Wednesday, June 4, 2014

Elena Lavorato Gets to Know Exhibiting Artist Nate Burbeck

 Many of your paintings could be photographs, why does painting these scenes make them better? 
 Firstly, I'm not technically proficient enough to realize these works as photographs, but in truth I actually prefer them as  paintings. Painting allows for a certain amount of flexibility and I think it more easily opens up the possibilities for what can be done. I also enjoy the challenge that painting presents - to be able to depict what I'm trying to create in a convincing fashion. It's not automatic either and it takes time to accomplish that goal but I enjoy the process.

What do the smoke, balls, glowing light, and other surrealistic elements applied to everyday scenes represent?
They don't really have a ton of specific meaning to me in that one thing means this and another thing means something different, these elements are more there to give the paintings a surreal or psychological edge.

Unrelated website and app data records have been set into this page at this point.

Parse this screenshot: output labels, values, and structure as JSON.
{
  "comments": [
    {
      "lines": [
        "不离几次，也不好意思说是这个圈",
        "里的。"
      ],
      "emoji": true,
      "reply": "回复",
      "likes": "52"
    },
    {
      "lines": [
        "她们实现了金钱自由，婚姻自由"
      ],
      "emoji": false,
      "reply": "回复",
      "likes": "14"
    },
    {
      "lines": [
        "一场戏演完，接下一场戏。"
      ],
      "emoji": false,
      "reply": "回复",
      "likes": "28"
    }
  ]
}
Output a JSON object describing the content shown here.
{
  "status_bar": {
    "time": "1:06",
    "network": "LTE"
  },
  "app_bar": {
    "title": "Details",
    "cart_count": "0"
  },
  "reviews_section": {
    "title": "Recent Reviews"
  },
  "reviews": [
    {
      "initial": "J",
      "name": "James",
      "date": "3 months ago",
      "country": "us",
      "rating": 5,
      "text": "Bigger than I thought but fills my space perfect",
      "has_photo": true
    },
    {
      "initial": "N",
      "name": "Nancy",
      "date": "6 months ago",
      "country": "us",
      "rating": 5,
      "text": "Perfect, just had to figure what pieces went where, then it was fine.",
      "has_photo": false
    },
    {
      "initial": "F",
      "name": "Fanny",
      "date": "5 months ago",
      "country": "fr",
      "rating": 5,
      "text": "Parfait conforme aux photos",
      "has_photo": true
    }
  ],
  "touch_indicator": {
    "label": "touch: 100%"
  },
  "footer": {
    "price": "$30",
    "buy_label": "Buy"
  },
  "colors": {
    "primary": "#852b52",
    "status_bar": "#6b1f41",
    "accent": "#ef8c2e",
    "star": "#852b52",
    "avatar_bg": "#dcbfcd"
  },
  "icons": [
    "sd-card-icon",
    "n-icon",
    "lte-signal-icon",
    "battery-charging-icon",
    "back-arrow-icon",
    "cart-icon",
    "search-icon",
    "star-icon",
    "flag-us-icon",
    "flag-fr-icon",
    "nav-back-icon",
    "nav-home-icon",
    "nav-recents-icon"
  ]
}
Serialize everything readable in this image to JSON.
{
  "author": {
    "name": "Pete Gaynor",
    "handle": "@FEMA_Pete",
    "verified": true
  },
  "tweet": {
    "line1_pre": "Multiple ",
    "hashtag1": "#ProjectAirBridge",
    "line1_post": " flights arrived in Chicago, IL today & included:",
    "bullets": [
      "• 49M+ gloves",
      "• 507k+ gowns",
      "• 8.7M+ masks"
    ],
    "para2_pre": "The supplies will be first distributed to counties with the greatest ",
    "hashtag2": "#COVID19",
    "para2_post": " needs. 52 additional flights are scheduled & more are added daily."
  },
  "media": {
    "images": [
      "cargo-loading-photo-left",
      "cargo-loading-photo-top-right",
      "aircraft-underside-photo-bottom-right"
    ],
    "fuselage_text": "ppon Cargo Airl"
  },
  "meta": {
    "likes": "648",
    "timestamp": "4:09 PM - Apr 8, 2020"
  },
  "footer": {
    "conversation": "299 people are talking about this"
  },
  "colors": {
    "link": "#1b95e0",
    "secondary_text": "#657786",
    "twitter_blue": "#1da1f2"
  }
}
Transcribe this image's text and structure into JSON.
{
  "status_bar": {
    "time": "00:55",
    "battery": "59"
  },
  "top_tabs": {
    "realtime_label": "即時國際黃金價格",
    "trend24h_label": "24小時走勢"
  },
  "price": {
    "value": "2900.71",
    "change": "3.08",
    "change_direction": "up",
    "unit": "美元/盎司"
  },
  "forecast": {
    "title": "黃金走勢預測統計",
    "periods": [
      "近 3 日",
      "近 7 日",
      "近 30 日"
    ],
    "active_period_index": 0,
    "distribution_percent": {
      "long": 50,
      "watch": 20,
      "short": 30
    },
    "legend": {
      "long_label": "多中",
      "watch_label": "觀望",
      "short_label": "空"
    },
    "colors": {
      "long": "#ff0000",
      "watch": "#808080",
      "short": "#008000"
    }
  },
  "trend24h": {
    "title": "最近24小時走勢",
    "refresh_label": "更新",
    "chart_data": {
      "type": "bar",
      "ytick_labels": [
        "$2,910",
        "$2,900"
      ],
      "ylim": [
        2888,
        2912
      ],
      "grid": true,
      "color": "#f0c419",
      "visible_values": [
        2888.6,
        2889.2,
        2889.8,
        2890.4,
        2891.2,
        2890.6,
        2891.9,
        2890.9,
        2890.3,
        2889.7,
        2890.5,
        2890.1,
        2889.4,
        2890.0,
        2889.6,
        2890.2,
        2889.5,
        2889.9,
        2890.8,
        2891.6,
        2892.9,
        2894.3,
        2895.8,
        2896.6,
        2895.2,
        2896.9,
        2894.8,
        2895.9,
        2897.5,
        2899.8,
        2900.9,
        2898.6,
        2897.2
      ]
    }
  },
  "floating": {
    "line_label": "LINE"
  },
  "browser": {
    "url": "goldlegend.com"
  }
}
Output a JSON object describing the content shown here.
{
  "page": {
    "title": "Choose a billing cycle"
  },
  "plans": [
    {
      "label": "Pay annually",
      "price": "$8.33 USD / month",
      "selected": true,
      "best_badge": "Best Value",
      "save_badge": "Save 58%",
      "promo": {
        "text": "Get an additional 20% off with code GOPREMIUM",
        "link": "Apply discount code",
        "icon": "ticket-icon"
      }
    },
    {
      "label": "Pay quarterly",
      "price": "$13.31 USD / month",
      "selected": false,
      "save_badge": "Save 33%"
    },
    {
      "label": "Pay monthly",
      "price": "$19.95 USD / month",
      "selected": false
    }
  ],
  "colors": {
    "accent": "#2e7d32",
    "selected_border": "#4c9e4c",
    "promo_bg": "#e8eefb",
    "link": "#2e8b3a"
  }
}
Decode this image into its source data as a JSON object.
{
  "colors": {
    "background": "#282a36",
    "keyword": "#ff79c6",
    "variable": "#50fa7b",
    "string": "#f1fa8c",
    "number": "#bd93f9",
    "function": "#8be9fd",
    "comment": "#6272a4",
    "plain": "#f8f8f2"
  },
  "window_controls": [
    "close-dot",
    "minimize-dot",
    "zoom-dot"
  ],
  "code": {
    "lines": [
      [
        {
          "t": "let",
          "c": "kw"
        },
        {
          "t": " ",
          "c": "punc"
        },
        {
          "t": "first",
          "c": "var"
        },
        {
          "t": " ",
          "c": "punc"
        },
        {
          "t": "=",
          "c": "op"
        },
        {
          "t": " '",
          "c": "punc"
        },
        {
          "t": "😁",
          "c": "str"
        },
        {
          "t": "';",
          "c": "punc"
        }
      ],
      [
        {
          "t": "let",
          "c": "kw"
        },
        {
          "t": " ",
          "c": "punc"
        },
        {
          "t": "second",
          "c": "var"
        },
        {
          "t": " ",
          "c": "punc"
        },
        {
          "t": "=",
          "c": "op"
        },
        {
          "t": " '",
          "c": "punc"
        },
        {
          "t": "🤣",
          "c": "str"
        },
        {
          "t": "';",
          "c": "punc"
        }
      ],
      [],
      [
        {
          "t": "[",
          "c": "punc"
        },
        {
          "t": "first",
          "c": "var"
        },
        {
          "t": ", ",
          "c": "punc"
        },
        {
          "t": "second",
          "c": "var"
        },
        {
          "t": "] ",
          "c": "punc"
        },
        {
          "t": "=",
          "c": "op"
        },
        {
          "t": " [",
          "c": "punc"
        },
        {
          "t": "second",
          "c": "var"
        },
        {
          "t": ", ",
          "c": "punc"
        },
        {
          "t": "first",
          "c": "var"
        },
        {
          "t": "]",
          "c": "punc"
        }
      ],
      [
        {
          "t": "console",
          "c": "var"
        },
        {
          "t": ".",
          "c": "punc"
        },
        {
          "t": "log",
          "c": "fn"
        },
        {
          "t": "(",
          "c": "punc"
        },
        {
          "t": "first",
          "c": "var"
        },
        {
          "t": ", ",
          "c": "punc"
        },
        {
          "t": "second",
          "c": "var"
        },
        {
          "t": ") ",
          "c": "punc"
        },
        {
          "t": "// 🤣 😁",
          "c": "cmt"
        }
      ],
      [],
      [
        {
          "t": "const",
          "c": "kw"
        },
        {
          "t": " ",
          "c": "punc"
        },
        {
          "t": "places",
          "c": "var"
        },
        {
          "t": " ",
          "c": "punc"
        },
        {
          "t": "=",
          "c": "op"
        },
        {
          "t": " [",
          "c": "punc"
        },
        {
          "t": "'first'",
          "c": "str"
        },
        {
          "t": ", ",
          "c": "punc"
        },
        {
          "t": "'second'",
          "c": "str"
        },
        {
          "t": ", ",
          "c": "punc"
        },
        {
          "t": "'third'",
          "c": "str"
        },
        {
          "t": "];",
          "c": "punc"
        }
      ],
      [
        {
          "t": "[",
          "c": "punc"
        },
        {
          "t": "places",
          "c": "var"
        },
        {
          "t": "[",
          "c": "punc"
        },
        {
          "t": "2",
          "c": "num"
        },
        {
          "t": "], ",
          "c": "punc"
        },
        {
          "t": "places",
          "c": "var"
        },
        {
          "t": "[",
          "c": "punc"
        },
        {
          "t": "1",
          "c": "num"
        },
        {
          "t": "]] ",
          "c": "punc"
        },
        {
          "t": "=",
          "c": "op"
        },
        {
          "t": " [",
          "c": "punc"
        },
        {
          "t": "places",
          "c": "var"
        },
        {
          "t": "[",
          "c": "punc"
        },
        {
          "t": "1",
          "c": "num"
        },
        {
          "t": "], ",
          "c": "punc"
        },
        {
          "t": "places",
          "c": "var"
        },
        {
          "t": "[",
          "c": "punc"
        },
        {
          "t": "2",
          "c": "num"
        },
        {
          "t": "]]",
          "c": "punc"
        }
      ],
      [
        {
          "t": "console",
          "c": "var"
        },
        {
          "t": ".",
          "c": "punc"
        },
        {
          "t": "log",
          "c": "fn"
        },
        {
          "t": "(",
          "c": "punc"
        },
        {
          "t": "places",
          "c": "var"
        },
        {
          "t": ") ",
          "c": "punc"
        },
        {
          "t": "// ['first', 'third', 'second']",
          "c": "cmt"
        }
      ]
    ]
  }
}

Overall I'd say there's no one correct way to read each painting, the onus is on the viewer to fill in the gaps of meaning for themselves. And that's really what I'm most interested in for these paintings. Different people have different interpretations depending on how they see the work and what experiences they bring to it.

Do you personally know most of the people in your paintings, especially the ones with close up and detailed views of the faces?
For the most part yes. I prefer to have actual people pose for me (who I will photograph and use as reference for a given painting) and those people tend to be friends or people I know. There are some instances where I've had to use images from various online sources but ideally I try to find friends to pose for me.
 I’m curious to know if you were bored or dissatisfied as a child growing up in the Midwest and the things you saw made you fantasize about a more interesting world? Such as, what if there were reflective metallic balls over this field?
No, I wouldn't say I was bored with my surroundings growing up in the Midwest. Things were pretty normal, for whatever that's worth. My interest in these kinds of typical middle American settings has only really come up more recently, say in the last five years or so, and I think it mostly is just a result of working with what I see around me. There are interesting things to see here in flyover country, you just have to be willing to look.

 How old were you when you began to paint and what were your ideas or themes like then?
I've been doing art related things every since I was little, though that was mostly doodling and drawing. I got into painting somewhat late (I guess) when I was in my junior year at college. When I was first starting out with my own ideas I was more interested in symbolism, everything had a specific meaning. But now things are more generic, in the sense that I don't ascribe those attributes to what I paint, things are more open ended now. 

 I read your CV, can you elaborate on when you say …creating tension between what is familiar and what is distinctly surreal. I’m wondering because for me personally I get a dreamlike or calming feeling from your work and I was hoping you could tell me a bit more about the aspect of tension.

    I'd say there's some tension in the work but not all in equal measure. Mostly what I'm getting at with that is that there's a strange mix in my paintings, where most of the settings are familiar, maybe even uninspiring, everyday landscapes but within these seemingly mundane settings there's something strange going on, those elements that give the paintings a surreal or psychological edge. So there's a tension in having to reconcile with those two things that are existing in the same space. And like I said this isn't all in equal measure, there are some paintings that have more direct tension and even violent aspects - example, Highlands Ranch, Colorado - whereas others might be a little more quietly mysterious and not so jarring - as in Robbinsdale, Minnesota, etc. 
What art do you have hanging on your walls? 
 Umm, well mostly my paintings at the moment. I would have more art from other artist friends of mine but I just don't have a whole lot of space to do that right now. I have a sculptural wall piece from an artist friend that's currently living inside a box in my studio, eventually I'm planning on displaying it. I do however have a small, growing collection of art books that I'm pretty proud of, if that counts.
What are you working on now?
More painting! Currently I'm working on a larger piece that is based off of some photos I took on a weekend trip to Fort Dodge, Iowa. I'm excited to see how it will turn out.
For more information on Nate Burbeck visit HERE.

No comments:

Post a Comment